New Zealand Company surveyor.
A new biography of Tuckett, Frederick appears in the Dictionary of New Zealand Biography on this site.
Frederick Tuckett was born in 1807 of Quaker parents at Frenchay, near Bristol, where he was educated before being apprenticed to a tanner. From 1829 to 1831 he travelled in the United States and, on returning to England, studied civil engineering. He worked under Brunel, supervising the construction of the Great Western Railway, and while thus employed was appointed on 22 April 1841 principal surveyor and civil engineer to the New Zealand Company's Nelson settlement. On his arrival, Tuckett disagreed with Captain Arthur Wakefield over the siting of the town, but eventually he surveyed the allotments. In November 1842 he sent S. J. Cotterell to explore the Wairau, visiting the district himself in March 1843. On the basis of Tuckett's favourable report, Wakefield decided to proceed with the Wairau Plains survey, thus precipitating the fatal Wairau Affray on 17 June 1843. Tuckett, who strongly disagreed with the Company's action, was one of the party, but escaped in the brig Victoria.Colonel William Wakefield, the Company's principal agent in New Zealand, appointed Tuckett Acting Resident at Nelson during the stormy months following Arthur Wakefield's death.
In 1844, Colonel Wakefield instructed Tuckett to find a suitable South Island site for the Company's projected Scottish Free Church colony of New Edinburgh. Although the Company favoured Port Cooper (Lyttelton), Tuckett was not impressed, and after a cursory examination, decided to look further south, landing at Moeraki (Otago) on 18 April 1844. He travelled overland to Waikouaiti, and thence through almost impenetrable forests to Otakou (Otago) Harbour. He sent his brig Deborah to the Molyneux (Clutha), while he and David Monro followed Dr Shortland's overland route. They skirted the wide South Otago plain and noted a large coal deposit near Kaitangata.

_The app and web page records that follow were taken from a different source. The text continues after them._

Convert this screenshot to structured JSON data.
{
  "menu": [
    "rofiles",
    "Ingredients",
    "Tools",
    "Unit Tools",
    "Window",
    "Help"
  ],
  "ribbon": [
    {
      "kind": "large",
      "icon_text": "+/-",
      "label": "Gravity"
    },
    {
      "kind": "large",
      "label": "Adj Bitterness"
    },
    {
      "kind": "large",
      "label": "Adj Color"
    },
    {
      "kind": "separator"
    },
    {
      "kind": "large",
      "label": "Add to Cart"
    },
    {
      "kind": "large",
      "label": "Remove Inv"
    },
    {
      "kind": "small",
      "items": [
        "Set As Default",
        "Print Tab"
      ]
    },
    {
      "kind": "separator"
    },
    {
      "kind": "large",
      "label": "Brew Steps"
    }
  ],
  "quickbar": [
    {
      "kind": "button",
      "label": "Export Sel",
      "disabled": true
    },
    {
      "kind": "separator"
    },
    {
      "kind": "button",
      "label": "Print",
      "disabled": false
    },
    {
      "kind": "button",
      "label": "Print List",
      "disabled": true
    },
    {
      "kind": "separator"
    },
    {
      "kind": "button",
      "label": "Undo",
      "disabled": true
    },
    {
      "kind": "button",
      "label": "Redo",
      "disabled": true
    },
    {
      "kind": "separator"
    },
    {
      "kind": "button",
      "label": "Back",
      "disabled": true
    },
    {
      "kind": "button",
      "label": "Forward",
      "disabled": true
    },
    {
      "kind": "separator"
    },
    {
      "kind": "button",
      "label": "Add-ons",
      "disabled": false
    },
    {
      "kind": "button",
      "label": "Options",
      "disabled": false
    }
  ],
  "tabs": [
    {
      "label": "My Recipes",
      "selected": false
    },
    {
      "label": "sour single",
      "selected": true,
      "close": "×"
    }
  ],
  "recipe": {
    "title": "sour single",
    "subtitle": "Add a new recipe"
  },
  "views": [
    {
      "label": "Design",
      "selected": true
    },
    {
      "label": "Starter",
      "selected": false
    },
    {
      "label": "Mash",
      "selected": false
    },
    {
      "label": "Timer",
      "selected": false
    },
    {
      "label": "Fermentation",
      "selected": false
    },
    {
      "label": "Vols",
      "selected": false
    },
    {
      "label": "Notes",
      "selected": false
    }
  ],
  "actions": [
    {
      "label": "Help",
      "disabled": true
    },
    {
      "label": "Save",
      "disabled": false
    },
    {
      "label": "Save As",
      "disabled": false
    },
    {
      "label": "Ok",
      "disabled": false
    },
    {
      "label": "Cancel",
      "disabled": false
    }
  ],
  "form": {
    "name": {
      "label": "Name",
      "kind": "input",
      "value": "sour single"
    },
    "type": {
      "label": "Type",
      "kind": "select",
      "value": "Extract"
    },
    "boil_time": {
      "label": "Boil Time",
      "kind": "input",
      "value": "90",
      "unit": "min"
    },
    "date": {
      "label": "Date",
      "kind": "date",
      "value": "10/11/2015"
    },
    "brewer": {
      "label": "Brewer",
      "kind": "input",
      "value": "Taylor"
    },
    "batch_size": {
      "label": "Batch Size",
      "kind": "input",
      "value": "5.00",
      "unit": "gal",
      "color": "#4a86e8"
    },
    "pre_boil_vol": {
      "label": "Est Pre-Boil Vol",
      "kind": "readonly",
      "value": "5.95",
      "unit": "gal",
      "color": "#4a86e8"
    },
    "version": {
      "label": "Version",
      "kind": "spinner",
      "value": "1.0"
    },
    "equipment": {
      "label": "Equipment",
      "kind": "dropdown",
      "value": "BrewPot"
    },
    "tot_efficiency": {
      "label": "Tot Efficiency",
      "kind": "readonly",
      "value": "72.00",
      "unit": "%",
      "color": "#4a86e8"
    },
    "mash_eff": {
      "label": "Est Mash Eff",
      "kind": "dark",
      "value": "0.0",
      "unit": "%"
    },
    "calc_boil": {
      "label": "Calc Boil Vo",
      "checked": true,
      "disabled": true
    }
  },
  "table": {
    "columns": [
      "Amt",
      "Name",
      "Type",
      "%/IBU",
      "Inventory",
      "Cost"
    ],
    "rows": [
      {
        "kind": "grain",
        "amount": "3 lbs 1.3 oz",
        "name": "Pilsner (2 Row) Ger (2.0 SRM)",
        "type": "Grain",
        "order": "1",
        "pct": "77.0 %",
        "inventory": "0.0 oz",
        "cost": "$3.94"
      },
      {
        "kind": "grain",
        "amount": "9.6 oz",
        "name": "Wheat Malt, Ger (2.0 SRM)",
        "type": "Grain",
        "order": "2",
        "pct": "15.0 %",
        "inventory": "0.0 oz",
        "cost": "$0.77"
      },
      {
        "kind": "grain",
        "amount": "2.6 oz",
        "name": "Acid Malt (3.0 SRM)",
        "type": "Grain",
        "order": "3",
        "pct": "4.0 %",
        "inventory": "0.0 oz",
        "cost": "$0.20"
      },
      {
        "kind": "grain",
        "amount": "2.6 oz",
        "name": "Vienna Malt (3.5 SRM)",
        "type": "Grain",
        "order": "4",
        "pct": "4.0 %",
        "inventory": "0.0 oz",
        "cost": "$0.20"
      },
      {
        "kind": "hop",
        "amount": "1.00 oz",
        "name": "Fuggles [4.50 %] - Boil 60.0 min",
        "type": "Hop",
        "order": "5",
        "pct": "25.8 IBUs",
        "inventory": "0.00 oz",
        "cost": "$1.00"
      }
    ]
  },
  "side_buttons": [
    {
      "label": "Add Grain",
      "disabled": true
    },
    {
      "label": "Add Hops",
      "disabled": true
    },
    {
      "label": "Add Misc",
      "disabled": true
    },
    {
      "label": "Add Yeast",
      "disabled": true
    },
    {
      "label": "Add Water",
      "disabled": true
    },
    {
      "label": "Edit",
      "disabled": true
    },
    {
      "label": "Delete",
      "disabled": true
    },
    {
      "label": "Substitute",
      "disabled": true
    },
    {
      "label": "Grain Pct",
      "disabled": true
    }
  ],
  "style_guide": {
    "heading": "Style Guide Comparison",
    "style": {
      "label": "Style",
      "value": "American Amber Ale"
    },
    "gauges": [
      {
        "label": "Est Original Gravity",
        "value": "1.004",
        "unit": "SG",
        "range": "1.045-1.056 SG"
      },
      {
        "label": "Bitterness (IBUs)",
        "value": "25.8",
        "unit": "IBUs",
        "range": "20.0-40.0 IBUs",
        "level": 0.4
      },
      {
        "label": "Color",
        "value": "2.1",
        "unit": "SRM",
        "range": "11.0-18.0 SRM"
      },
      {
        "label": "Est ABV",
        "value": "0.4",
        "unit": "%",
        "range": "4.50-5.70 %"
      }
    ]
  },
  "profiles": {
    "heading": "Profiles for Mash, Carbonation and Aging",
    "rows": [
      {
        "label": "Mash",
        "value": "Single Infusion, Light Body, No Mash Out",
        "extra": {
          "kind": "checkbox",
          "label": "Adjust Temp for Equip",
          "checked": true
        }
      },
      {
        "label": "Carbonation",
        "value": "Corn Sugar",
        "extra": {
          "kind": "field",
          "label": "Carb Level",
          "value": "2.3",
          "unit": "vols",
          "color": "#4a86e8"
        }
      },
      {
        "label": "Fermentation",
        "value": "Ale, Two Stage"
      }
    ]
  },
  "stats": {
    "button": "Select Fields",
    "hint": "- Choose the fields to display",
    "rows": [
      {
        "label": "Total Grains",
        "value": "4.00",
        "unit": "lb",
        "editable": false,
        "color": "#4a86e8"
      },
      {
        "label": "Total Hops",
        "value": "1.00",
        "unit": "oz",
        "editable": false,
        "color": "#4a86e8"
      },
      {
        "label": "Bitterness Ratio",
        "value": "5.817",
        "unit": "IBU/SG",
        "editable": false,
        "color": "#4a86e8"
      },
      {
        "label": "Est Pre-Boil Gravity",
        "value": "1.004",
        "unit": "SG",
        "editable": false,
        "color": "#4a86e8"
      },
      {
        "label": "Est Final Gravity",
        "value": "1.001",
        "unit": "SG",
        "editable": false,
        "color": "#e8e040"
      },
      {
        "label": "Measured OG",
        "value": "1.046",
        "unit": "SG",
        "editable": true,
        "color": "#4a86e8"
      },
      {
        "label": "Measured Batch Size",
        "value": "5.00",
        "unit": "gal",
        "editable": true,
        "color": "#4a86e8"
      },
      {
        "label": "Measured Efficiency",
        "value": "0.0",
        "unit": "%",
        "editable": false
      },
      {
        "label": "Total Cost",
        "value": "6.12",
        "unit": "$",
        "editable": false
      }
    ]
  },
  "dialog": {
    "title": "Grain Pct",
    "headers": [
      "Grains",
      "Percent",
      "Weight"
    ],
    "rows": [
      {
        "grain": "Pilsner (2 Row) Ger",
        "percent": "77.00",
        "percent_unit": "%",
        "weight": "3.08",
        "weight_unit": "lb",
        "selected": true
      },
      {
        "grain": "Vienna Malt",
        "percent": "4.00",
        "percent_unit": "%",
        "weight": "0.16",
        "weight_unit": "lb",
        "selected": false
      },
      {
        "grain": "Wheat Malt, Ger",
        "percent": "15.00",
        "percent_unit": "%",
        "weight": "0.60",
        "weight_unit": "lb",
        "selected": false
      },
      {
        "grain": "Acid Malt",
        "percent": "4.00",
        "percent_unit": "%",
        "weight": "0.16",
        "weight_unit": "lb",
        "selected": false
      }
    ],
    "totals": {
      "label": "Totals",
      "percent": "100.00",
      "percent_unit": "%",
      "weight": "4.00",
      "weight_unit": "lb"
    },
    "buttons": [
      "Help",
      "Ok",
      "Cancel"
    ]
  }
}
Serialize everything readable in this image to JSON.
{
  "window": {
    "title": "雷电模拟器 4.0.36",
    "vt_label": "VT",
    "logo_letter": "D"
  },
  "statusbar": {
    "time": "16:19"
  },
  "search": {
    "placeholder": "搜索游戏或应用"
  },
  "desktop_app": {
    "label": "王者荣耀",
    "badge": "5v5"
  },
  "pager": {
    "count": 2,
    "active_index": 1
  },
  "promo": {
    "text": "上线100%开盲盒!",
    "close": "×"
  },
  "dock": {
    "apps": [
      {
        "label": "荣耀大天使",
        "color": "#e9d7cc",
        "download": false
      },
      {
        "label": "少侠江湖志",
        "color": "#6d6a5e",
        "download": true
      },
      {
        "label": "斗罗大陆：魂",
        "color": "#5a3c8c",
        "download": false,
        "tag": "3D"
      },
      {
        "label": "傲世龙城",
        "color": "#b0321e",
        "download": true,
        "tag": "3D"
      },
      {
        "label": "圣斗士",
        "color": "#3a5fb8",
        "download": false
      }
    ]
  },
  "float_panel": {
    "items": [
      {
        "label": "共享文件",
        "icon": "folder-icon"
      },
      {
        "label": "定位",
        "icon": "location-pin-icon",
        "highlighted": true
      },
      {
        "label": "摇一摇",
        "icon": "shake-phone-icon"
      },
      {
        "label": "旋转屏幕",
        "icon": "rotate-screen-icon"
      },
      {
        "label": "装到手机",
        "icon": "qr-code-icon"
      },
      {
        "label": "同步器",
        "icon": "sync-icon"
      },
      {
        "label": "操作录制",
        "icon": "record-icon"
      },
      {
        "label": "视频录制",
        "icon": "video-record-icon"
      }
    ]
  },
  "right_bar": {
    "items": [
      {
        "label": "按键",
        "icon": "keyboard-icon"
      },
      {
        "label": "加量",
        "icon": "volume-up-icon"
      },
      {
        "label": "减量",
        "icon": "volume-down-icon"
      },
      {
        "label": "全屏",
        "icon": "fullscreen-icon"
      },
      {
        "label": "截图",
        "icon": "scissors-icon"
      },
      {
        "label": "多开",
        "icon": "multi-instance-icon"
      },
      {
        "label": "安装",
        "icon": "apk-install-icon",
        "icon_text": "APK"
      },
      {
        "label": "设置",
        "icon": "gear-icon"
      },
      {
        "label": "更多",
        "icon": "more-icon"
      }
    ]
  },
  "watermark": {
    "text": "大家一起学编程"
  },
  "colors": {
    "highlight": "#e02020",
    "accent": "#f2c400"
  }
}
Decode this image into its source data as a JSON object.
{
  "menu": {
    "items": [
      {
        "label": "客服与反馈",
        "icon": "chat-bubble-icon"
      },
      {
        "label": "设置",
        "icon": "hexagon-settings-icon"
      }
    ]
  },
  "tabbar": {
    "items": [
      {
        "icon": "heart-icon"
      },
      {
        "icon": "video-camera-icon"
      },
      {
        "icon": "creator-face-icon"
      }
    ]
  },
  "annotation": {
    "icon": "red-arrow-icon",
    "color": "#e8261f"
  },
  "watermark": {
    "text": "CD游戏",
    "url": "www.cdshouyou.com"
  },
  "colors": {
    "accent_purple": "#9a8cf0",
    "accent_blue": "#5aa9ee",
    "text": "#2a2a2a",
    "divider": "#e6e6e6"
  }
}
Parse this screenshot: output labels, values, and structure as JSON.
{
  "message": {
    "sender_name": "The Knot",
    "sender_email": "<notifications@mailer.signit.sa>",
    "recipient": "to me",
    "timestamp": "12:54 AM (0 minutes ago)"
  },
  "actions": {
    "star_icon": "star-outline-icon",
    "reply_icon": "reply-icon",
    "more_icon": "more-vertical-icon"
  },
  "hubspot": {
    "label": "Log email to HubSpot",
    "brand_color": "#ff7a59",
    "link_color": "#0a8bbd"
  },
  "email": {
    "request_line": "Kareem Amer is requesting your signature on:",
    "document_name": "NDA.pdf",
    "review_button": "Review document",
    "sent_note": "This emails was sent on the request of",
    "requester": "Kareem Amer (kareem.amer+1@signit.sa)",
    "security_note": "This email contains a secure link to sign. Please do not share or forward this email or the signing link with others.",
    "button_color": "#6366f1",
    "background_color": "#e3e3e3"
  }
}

On the completion of his inspection of the South Otago district, he sailed for Foveaux Strait, calling at Tautuku Bay and Waikawa, and satisfying himself that there were insufficient lands in these areas. On 1 June 1844 he returned to the Clutha and proceeded overland via Lake Kaitangata, the Tokomairiro plains, and Lake Waihola, to the Taieri and thence along the coast to Otago harbour. On 20 June 1844, having decided that this site was ideal, he purchased the 400,000-acre Otago Block from Tuhawaiki and other southern Maori chiefs. Before this could be surveyed, Tuckett learned of the New Zealand Company's financial difficulties and took the opportunity to quit its service. Tuckett returned to England in 1847, where he took a keen interest in the Aborigines Protection Society, in immigration, and in the temperance movement. He died in April 1876.
A man of firm principles and stalwart in every sense, including a preference for his own opinions, Tuckett was always difficult to work with. This notwithstanding, he was an extremely competent engineer and surveyor, and richly deserves an honoured place among the “fathers” of the Nelson, Marlborough, and Otago settlements. Sir David Monro, who knew Tuckett well, warmly praised his efforts at advancing the colonisation of New Zealand.
by Bernard John Foster, M.A., Research Officer, Department of Internal Affairs, Wellington.
- History of Otago, McLintock, A. H. (1949)
- Marlborough – A Provincial History, McIntosh, A. D. (1940).